In modern poetry, an anapest is a foot composed of two unstressed syllables followed by a stressed syllable. In Classical verse, an anapest is two short syllables followed by a long one.
Anapests are rare in spoken English, and in English-language poetry anapests are far less common than dactyls, iambs, and trochees. There are very few anapestic English words, so an anapest in a line of poetry typically spans two or three words. Yet even when this is the case, it’s hard to avoid placing some stress on the first syllable of an anapest—for example:

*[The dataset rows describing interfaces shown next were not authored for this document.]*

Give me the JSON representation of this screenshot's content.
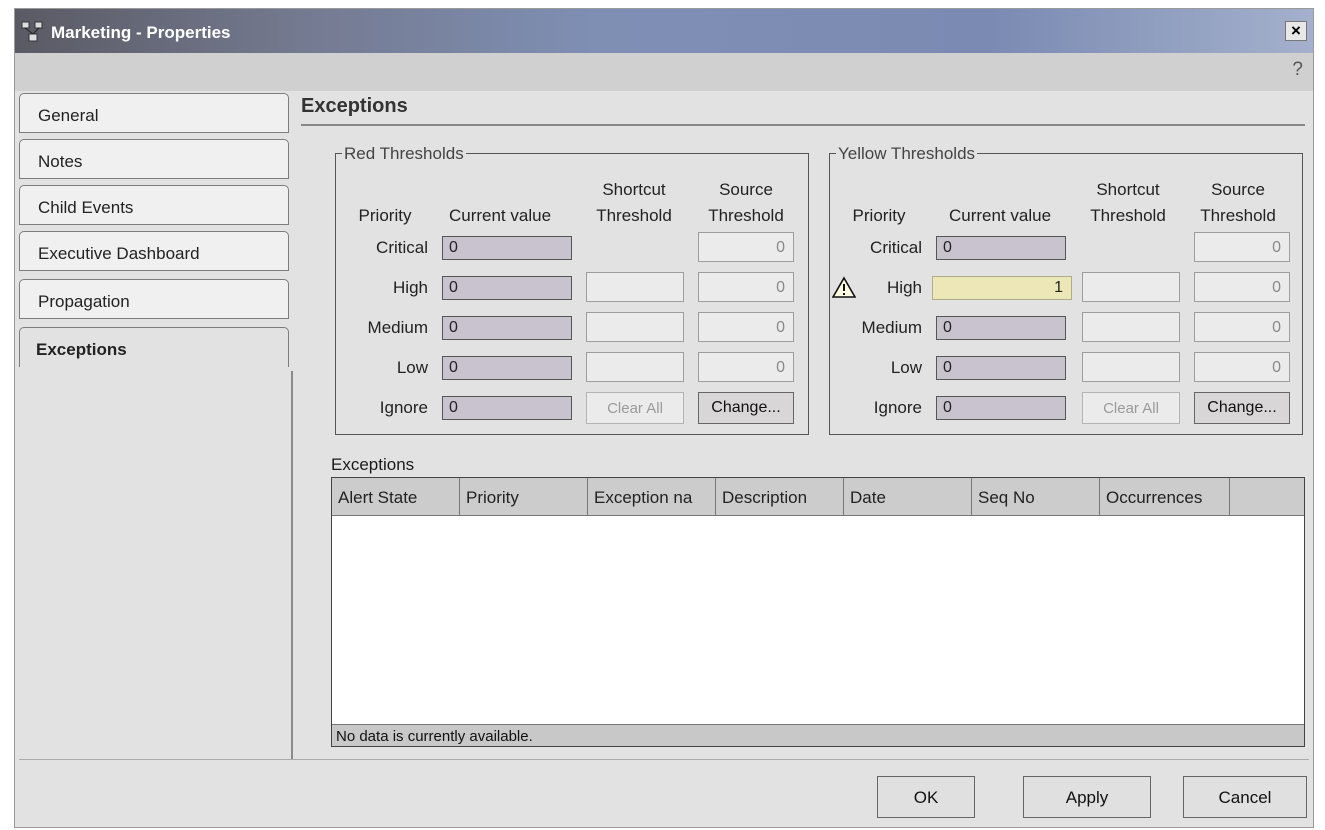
{
  "window": {
    "title": "Marketing - Properties",
    "close_label": "×",
    "help_label": "?"
  },
  "tabs": [
    {
      "label": "General"
    },
    {
      "label": "Notes"
    },
    {
      "label": "Child Events"
    },
    {
      "label": "Executive Dashboard"
    },
    {
      "label": "Propagation"
    },
    {
      "label": "Exceptions",
      "active": true
    }
  ],
  "section_title": "Exceptions",
  "columns": {
    "priority": "Priority",
    "current_value": "Current value",
    "shortcut_1": "Shortcut",
    "shortcut_2": "Threshold",
    "source_1": "Source",
    "source_2": "Threshold"
  },
  "red": {
    "legend": "Red Thresholds",
    "rows": [
      {
        "priority": "Critical",
        "current": "0",
        "source": "0"
      },
      {
        "priority": "High",
        "current": "0",
        "source": "0"
      },
      {
        "priority": "Medium",
        "current": "0",
        "source": "0"
      },
      {
        "priority": "Low",
        "current": "0",
        "source": "0"
      },
      {
        "priority": "Ignore",
        "current": "0"
      }
    ],
    "clear_all": "Clear All",
    "change": "Change..."
  },
  "yellow": {
    "legend": "Yellow Thresholds",
    "rows": [
      {
        "priority": "Critical",
        "current": "0",
        "source": "0"
      },
      {
        "priority": "High",
        "current": "1",
        "source": "0",
        "warning": true
      },
      {
        "priority": "Medium",
        "current": "0",
        "source": "0"
      },
      {
        "priority": "Low",
        "current": "0",
        "source": "0"
      },
      {
        "priority": "Ignore",
        "current": "0"
      }
    ],
    "clear_all": "Clear All",
    "change": "Change..."
  },
  "exceptions_table": {
    "label": "Exceptions",
    "headers": [
      "Alert State",
      "Priority",
      "Exception na",
      "Description",
      "Date",
      "Seq No",
      "Occurrences"
    ],
    "status": "No data is currently available."
  },
  "footer": {
    "ok": "OK",
    "apply": "Apply",
    "cancel": "Cancel"
  }
}
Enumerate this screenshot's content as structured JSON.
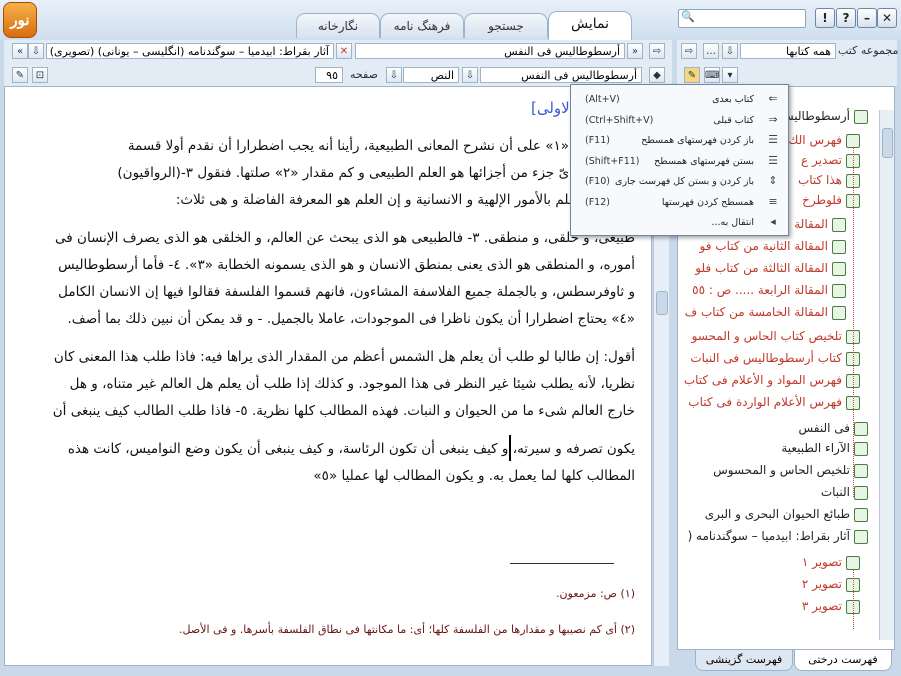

Even when these phrases begin a new line, we’re tempted to stress the first syllable.